In a newly published paper on the use of bitcoin for illegal activity, researchers from the University of Sydney, the University of Technology Sydney and the Stockholm School of Economics in Riga indicate that a quarter of all bitcoin users are associated with illegal activity.
Owning cryptocurrency comes with its own set of challenges. One of the biggest of those challenges is managing the private keys that enable you to spend funds. Lose your private keys, and your money is gone.
In a business environment, a common way to manage funds owned by multiple people is via what’s called a multisignature (multisig) address, a type of smart contract requiring two or more parties to sign off on a transaction to move the funds.
As a way to eliminate bugs in high-risk code, a style of software programming known as formal verification is making its way into the blockchain world.
Put simply, formal verification uses math to specify and analyze a program for errors in logic.
Researchers from several European universities have joined the Initiative for Cryptocurrencies and Contracts (IC3), a research effort set up to develop new cryptocurrency systems.
Faculty members at ETH Zurich, Swiss Federal Institute of Technology in Lausanne (EPFL), and University College London (UCL) have become the latest to the join the initiative, which launched in 2015 with financial backing from the U.
The European wing of the RAND Corporation, a US think tank, has argued for a slow-and-steady process for developing possible standards around blockchain.
In a new report published on October 18 and prepared for the British Standards Institution (BSI) – the world’s first group of its kind and the official standards body for the United Kingdom – the think tank identified several areas that could be the target for standards developers.
The bitcoin price took a dive on Friday, initiating speculation that the market’s post-China hangover is not going away anytime soon.
Bitcoin entered the week on an incline, quickly recovering from its September 15 flash crash below $3,000. Within two days of that low-point, the bitcoin price had stabilized above $3,500. By September 18, bitcoin had cracked the $4,000 barrier for the first time since the downturn.

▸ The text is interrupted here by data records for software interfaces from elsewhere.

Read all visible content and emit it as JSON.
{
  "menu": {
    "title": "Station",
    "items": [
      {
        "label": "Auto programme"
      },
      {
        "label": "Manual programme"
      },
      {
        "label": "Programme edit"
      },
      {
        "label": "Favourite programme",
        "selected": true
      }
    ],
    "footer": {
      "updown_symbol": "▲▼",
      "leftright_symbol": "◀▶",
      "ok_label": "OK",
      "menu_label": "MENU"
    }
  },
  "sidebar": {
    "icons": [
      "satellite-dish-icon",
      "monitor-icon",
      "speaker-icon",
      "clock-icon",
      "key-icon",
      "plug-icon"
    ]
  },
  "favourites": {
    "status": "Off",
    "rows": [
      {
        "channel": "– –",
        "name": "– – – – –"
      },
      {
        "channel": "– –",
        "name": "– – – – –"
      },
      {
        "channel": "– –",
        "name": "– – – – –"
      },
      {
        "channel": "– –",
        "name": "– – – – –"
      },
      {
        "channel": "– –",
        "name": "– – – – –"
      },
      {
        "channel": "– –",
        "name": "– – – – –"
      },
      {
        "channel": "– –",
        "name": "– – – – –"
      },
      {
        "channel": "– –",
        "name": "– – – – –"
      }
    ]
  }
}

However, bitcoin found itself unable to advance past that mark, and on September 21 it began to lose its footing.
Germany's central bank has published a new research paper centered on distributed ledger tech (DLT), exploring its use for payments, securities settlement and more.
Researchers from the Deutsche Bundesbank wrote in the paper that the tech "offers a number of benefits on account of the distributed storage of data" – highlighting both the potential opportunities as well as some of the practical challenges any application might create.
In an English-language explainer published alongside the paper (the original version is in German only), the German central bank noted that it doesn't see much of a role for the tech in consumer payments, arguing:
"The Bundesbank’s experts see little prospect of DLT being put to widespread use in the field of individual and retail payments given the current state of the art.
Regardless of its recent crackdown on bitcoin exchanges and initial coin offerings (ICOs), China's government still appears committed to the potential of blockchain in other areas.
According to a report by Caixin, the China Academy of Information and Communications Technology (CAICT) – a research institution under the Ministry of Industry and Information Technology – has launched a research facility called the Trusted Blockchain Open Lab in order to support the ongoing development of the technology in China.